Bishop Joseph M. Siegel said the new, permanent home for Catholic Charities of the Diocese of Evansville will serve many people in their time of need and will accompany them in their path to recovery, renewal and healing.
After decades of calling leased office, classroom and meeting spaces home, Catholic Charities now serves a diverse community from its new home at 2111 Stringtown Road on Evansville’s north side.
About 30 people were present Sept. 15 for a special blessing and dedication by Bishop Siegel. Those included Evansville Mayor Lloyd Winnecke, Catholic Charities Executive Director Denise Seibert Townsend, as well as Sharon Burns, who retired as executive director of Catholic Charities in January after nearly eight years in the position.
Those in attendance wore face coverings and practiced appropriate social distancing to prevent the spread of COVID-19.
In June 2019, the diocese broke ground on the new construction site. The building, around 9,800-square-feet, has about 20 offices and three large meeting spaces, as well as an outdoor garden honoring St. Theresa. The new building is on the property of the former St. Theresa Parish.
Outside the new building is St. Theresa Garden. It features a St. Theresa statue, which was previously in St. Theresa Church, as well as limestone from the church, a bench and flowers.
During his blessing, Bishop Siegel said it truly was the day the Lord had made, and it was a day many have hoped for and planned for many years. The bishop asked the Lord to bless the new facility and those who, through Catholic Charities, are devoted to helping their brothers and sisters.
The bishop said many people with struggles, challenges and sorrows look to the church, and, in a special way, to Catholic Charities to assist them in their time of need.

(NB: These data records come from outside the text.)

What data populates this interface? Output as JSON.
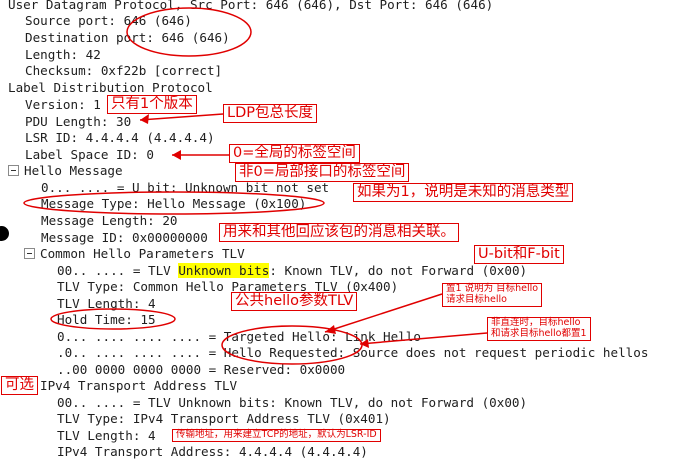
{
  "tree": [
    {
      "text": "User Datagram Protocol, Src Port: 646 (646), Dst Port: 646 (646)"
    },
    {
      "text": "Source port: 646 (646)"
    },
    {
      "text": "Destination port: 646 (646)"
    },
    {
      "text": "Length: 42"
    },
    {
      "text": "Checksum: 0xf22b [correct]"
    },
    {
      "text": "Label Distribution Protocol"
    },
    {
      "text": "Version: 1"
    },
    {
      "text": "PDU Length: 30"
    },
    {
      "text": "LSR ID: 4.4.4.4 (4.4.4.4)"
    },
    {
      "text": "Label Space ID: 0"
    },
    {
      "text": "Hello Message"
    },
    {
      "text": "0... .... = U bit: Unknown bit not set"
    },
    {
      "text": "Message Type: Hello Message (0x100)"
    },
    {
      "text": "Message Length: 20"
    },
    {
      "text": "Message ID: 0x00000000"
    },
    {
      "text": "Common Hello Parameters TLV"
    },
    {
      "pre": "00.. .... = TLV ",
      "hl": "Unknown bits",
      "post": ": Known TLV, do not Forward (0x00)"
    },
    {
      "text": "TLV Type: Common Hello Parameters TLV (0x400)"
    },
    {
      "text": "TLV Length: 4"
    },
    {
      "text": "Hold Time: 15"
    },
    {
      "text": "0... .... .... .... = Targeted Hello: Link Hello"
    },
    {
      "text": ".0.. .... .... .... = Hello Requested: Source does not request periodic hellos"
    },
    {
      "text": "..00 0000 0000 0000 = Reserved: 0x0000"
    },
    {
      "text": "IPv4 Transport Address TLV"
    },
    {
      "text": "00.. .... = TLV Unknown bits: Known TLV, do not Forward (0x00)"
    },
    {
      "text": "TLV Type: IPv4 Transport Address TLV (0x401)"
    },
    {
      "text": "TLV Length: 4"
    },
    {
      "text": "IPv4 Transport Address: 4.4.4.4 (4.4.4.4)"
    }
  ],
  "annotations": {
    "one_version": "只有1个版本",
    "pdu_total_length": "LDP包总长度",
    "space_global": "0=全局的标签空间",
    "space_interface": "非0=局部接口的标签空间",
    "u_bit_note": "如果为1，说明是未知的消息类型",
    "message_id_note": "用来和其他回应该包的消息相关联。",
    "u_f_bit": "U-bit和F-bit",
    "set1_line1": "置1 说明为 目标hello",
    "set1_line2": "请求目标hello",
    "common_hello_tlv": "公共hello参数TLV",
    "non_direct_line1": "非直连时，目标hello",
    "non_direct_line2": "和请求目标hello都置1",
    "optional": "可选",
    "transport_address_note": "传输地址，用来建立TCP的地址，默认为LSR-ID"
  },
  "colors": {
    "annotation_red": "#e00000",
    "highlight_yellow": "#ffff00",
    "tree_text": "#202020"
  }
}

Catholic Charities help these people carry their crosses, the bishop said, and help advance the spirit of hope in their lives.
Bishop Siegel sprinkled holy water on three crucifixes that were made by a St. Theresa parishioner and constructed from pews that were in St. Theresa Church, as well as a large crucifix, more than 10-feet tall, from Nativity Church that is hanging in a gathering room.

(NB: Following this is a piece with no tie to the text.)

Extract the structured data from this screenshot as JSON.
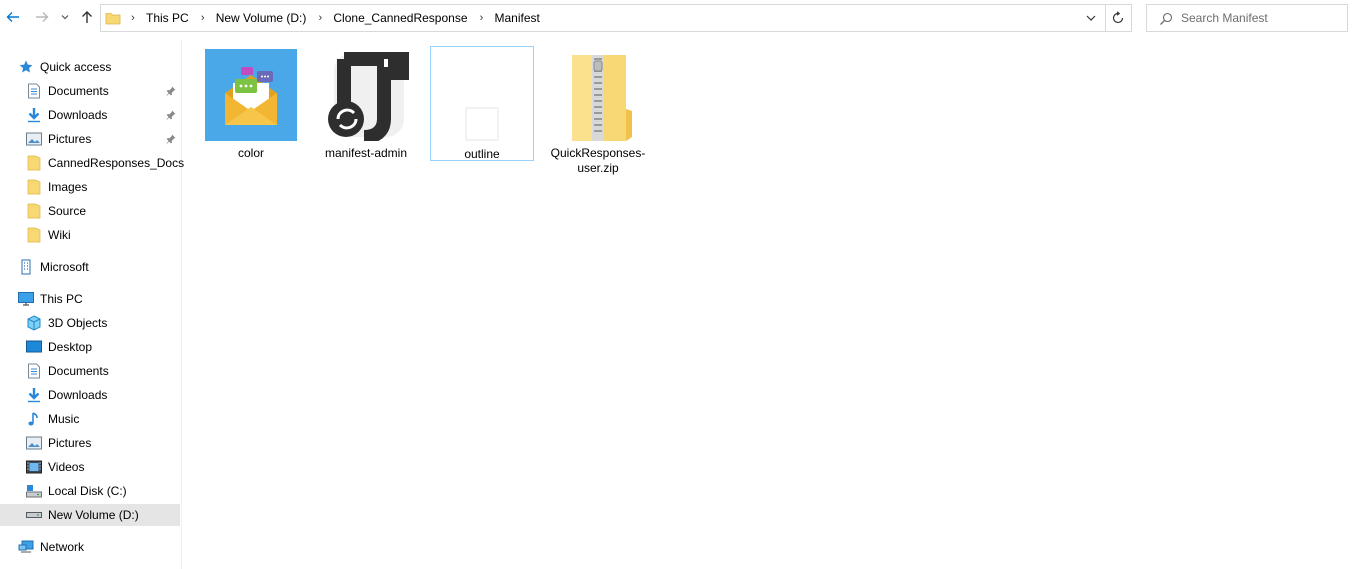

The bishop then walked through the halls and sprinkled holy water throughout Catholic Charities’ new building.
One of the three crucifixes will be placed in the lobby of the new Catholic Charities building, another in the executive director’s office and the third will be next door in the former St. Theresa rectory, which serves as the offices for Handy Helpers Home Repair.
Catholic Charities provides professional services to all regardless of race, religion, ethnicity, orientation or gender. Services include counseling, job and life skills training, immigration services, financial assistance programs, and collaborating with community partners.
Townsend thanked many people who were involved in making the new building a reality, including Bishop Siegel, Diocesan Chancellor and COO Tim McGuire, support of financial donors and the building committee.
Bishop Siegel also thanked Archbishop Charles C. Thompson, whose vision included the new building in the Stewards of God’s Grace Capital Campaign.
Townsend expressed appreciation to Burns for her leadership, vision and dedicated service, so Catholic Charities can continue the “life-changing services and work that will truly impact our community.”
“As we look to the future, Charities will use this facility as a foundation to continue our vital services that help the vulnerable in our community to create lives that work,” Townsend said. “Through our services, we strive to help those served improve their mental health and financial stability and to reduce the impact of poverty.”
Judy Kropfl, Catholic Charities Board President and parishioner of St. John the Baptist in Newburgh, prayed that the “roots of faith, hope and love (St. Theresa parishioners) cultivated over the years” prepared the foundation for Charities to continue their work in helping others.
“We’re appreciative of the many faithful parishioners of St. Theresa Parish who carefully stewarded this property for many years, so that (Catholic Charities) can now serve the community,” Kropfl said.
Evansville Mayor Lloyd Winnecke said he was struck by the serenity of the new space and called it special. Winnecke said he is confident the “faith, hope and love of those roots will continue for generations to come.”
“I know that we’re a really blessed community in many ways, but one of the ways we are blessed is we have a network of nonprofit organizations that are really committed to doing the heavy lifting day in and day out,” he said.